Soundtrack Review: Skyfall

Composed and Conducted by: Thomas Newman

The 50th anniversary for the James Bond film was marked by Skyfall, a rather good film that successfully meshed some of the old school tropes of the franchise with more recent sensibilities. It’s probably the most artistic entry in the franchise, especially when it comes to the lighting work. As it’s a Sam Mendes film, David Arnold was replaced by Mendes’ choice composer, Thomas Newman, a move which irked a few fans who had really been enjoying Arnold’s run.

Skyfall’s soundtrack has its fair share of difficulties regarding the song of the same name by Adele. First of all, it’s not on the actual soundtrack thanks to contractual issues, as was the case with “You Know My Name” from Casino Royale. Also, it was not completed in time for Newman to incorporate it into his score, which is a real shame because it’s one of the best songs, and features a strong, powerful tune. Newman did hold off on scoring one scene, just so there could be at least one reference. The track is “Komodo Dragon”, which plays the theme wonderfully before atmospheric material and some Asian string music. It’s one of the best tracks and shows what could have been if there was more coordination in the music department. Continue reading

Soundtrack Review: Casino Royale

Composed by: David Arnold

Conducted by: Nicholas Dodd

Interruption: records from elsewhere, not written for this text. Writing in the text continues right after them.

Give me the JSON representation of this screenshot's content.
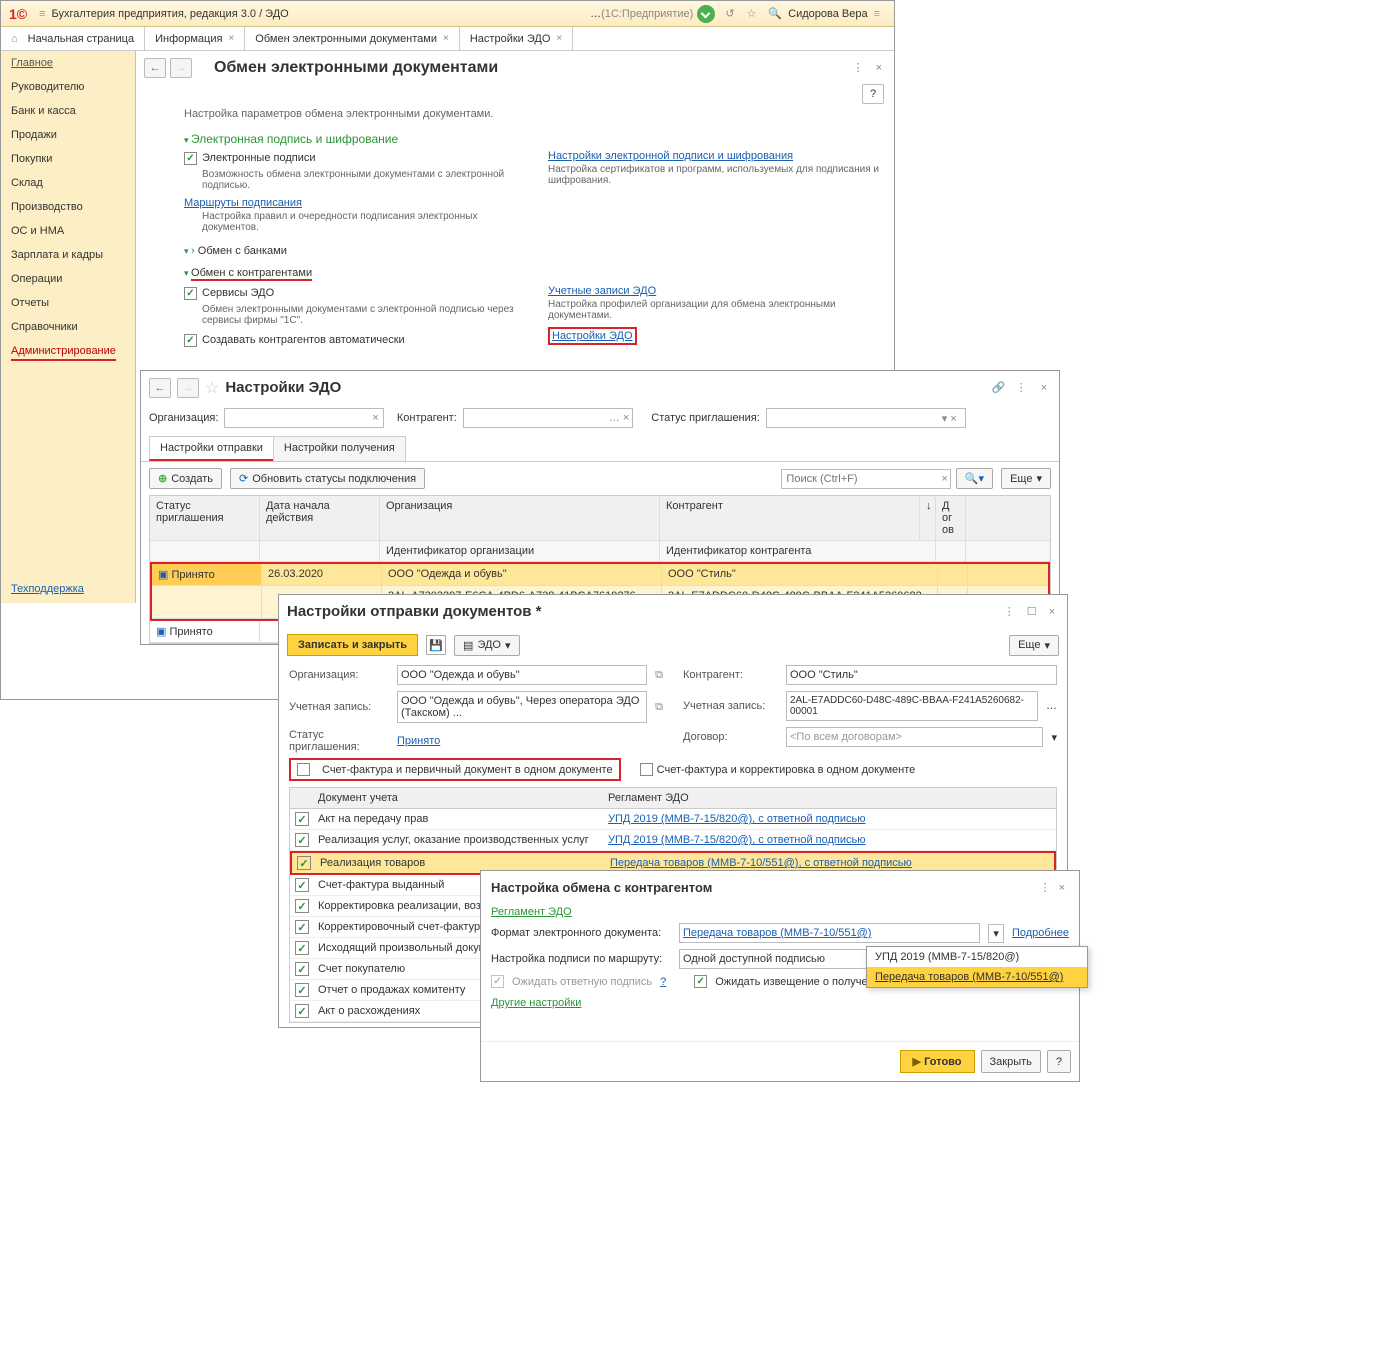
{
  "app": {
    "title": "Бухгалтерия предприятия, редакция 3.0 / ЭДО",
    "mode": "(1С:Предприятие)",
    "user": "Сидорова Вера"
  },
  "tabs": [
    "Начальная страница",
    "Информация",
    "Обмен электронными документами",
    "Настройки ЭДО"
  ],
  "sidebar": [
    "Главное",
    "Руководителю",
    "Банк и касса",
    "Продажи",
    "Покупки",
    "Склад",
    "Производство",
    "ОС и НМА",
    "Зарплата и кадры",
    "Операции",
    "Отчеты",
    "Справочники",
    "Администрирование"
  ],
  "support": "Техподдержка",
  "page": {
    "title": "Обмен электронными документами",
    "desc": "Настройка параметров обмена электронными документами.",
    "s1": {
      "title": "Электронная подпись и шифрование",
      "chk": "Электронные подписи",
      "l1": "Возможность обмена электронными документами с электронной подписью.",
      "lnk1": "Настройки электронной подписи и шифрования",
      "l2": "Настройка сертификатов и программ, используемых для подписания и шифрования.",
      "lnk2": "Маршруты подписания",
      "l3": "Настройка правил и очередности подписания электронных документов."
    },
    "s2": "Обмен с банками",
    "s3": {
      "title": "Обмен с контрагентами",
      "chk": "Сервисы ЭДО",
      "l1": "Обмен электронными документами с электронной подписью через сервисы фирмы \"1С\".",
      "chk2": "Создавать контрагентов автоматически",
      "lnk1": "Учетные записи ЭДО",
      "l2": "Настройка профилей организации для обмена электронными документами.",
      "lnk2": "Настройки ЭДО"
    },
    "help": "?"
  },
  "w2": {
    "title": "Настройки ЭДО",
    "org": "Организация:",
    "ctr": "Контрагент:",
    "stat": "Статус приглашения:",
    "tab1": "Настройки отправки",
    "tab2": "Настройки получения",
    "create": "Создать",
    "refresh": "Обновить статусы подключения",
    "search": "Поиск (Ctrl+F)",
    "more": "Еще",
    "th": [
      "Статус приглашения",
      "Дата начала действия",
      "Организация",
      "Контрагент",
      "Д ог ов"
    ],
    "th2": [
      "",
      "",
      "Идентификатор организации",
      "Идентификатор контрагента",
      ""
    ],
    "r1": {
      "s": "Принято",
      "d": "26.03.2020",
      "o": "ООО \"Одежда и обувь\"",
      "k": "ООО \"Стиль\""
    },
    "r1b": {
      "o": "2AL-A7303297-E6CA-4BD6-A738-41BCA7619276-00001",
      "k": "2AL-E7ADDC60-D48C-489C-BBAA-F241A5260682-00001"
    },
    "r2": {
      "s": "Принято"
    }
  },
  "w3": {
    "title": "Настройки отправки документов *",
    "save": "Записать и закрыть",
    "edo": "ЭДО",
    "more": "Еще",
    "org_l": "Организация:",
    "org_v": "ООО \"Одежда и обувь\"",
    "acc_l": "Учетная запись:",
    "acc_v": "ООО \"Одежда и обувь\", Через оператора ЭДО (Такском) ...",
    "st_l": "Статус приглашения:",
    "st_v": "Принято",
    "ctr_l": "Контрагент:",
    "ctr_v": "ООО \"Стиль\"",
    "acc2_l": "Учетная запись:",
    "acc2_v": "2AL-E7ADDC60-D48C-489C-BBAA-F241A5260682-00001",
    "dog_l": "Договор:",
    "dog_v": "<По всем договорам>",
    "c1": "Счет-фактура и первичный документ в одном документе",
    "c2": "Счет-фактура и корректировка в одном документе",
    "th": [
      "",
      "Документ учета",
      "Регламент ЭДО"
    ],
    "rows": [
      {
        "n": "Акт на передачу прав",
        "r": "УПД 2019 (ММВ-7-15/820@), с ответной подписью",
        "hl": 0
      },
      {
        "n": "Реализация услуг, оказание производственных услуг",
        "r": "УПД 2019 (ММВ-7-15/820@), с ответной подписью",
        "hl": 0
      },
      {
        "n": "Реализация товаров",
        "r": "Передача товаров (ММВ-7-10/551@), с ответной подписью",
        "hl": 1
      },
      {
        "n": "Счет-фактура выданный",
        "r": "",
        "hl": 0
      },
      {
        "n": "Корректировка реализации, воз",
        "r": "",
        "hl": 0
      },
      {
        "n": "Корректировочный счет-фактур",
        "r": "",
        "hl": 0
      },
      {
        "n": "Исходящий произвольный докум",
        "r": "",
        "hl": 0
      },
      {
        "n": "Счет покупателю",
        "r": "",
        "hl": 0
      },
      {
        "n": "Отчет о продажах комитенту",
        "r": "",
        "hl": 0
      },
      {
        "n": "Акт о расхождениях",
        "r": "",
        "hl": 0
      }
    ]
  },
  "w4": {
    "title": "Настройка обмена с контрагентом",
    "sec": "Регламент ЭДО",
    "more": "Подробнее",
    "other": "Другие настройки",
    "f1_l": "Формат электронного документа:",
    "f1_v": "Передача товаров (ММВ-7-10/551@)",
    "f2_l": "Настройка подписи по маршруту:",
    "f2_v": "Одной доступной подписью",
    "c1": "Ожидать ответную подпись",
    "c2": "Ожидать извещение о получении",
    "q": "?",
    "opts": [
      "УПД 2019 (ММВ-7-15/820@)",
      "Передача товаров (ММВ-7-10/551@)"
    ],
    "ready": "Готово",
    "close": "Закрыть",
    "help": "?"
  }
}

After numerous complaints from James Bond fans regarding Die Another Day, the producers spent a couple extra years on the next film, ultimately deciding to go with a reboot that toned down the camp elements. Martin Campbell, director of the well-loved Goldeneye, came on to create this more realistic take on 007. Pierce Brosnan’s suave character was replaced with a more hard-edged and less quippy performance by Daniel Craig. Casino Royale is probably my favorite James Bond movie. I didn’t think I could ever be so engrossed by watching people play cards.

Coming over from the Brosnan years was David Arnold. His score for Casino Royale proves to be noticeably different from his previous scores, especially Die Another Day. For the third time he was allowed to help create the title song, and the result is one of the best Bond songs yet, and my favorite. Sung by Chris Cornell, “You Know My Name” is relentlessly energetic with awesome bad-ass lyrics. Unlike most of the previous songs, it doesn’t talk about romance or sleaze, but focuses on the dangerous life of a secret agent. Unfortunately, some legal issues prevented this wonderful piece of music from getting on album, and its absence is very frustrating since the CD now lacks its appropriate opener. Continue reading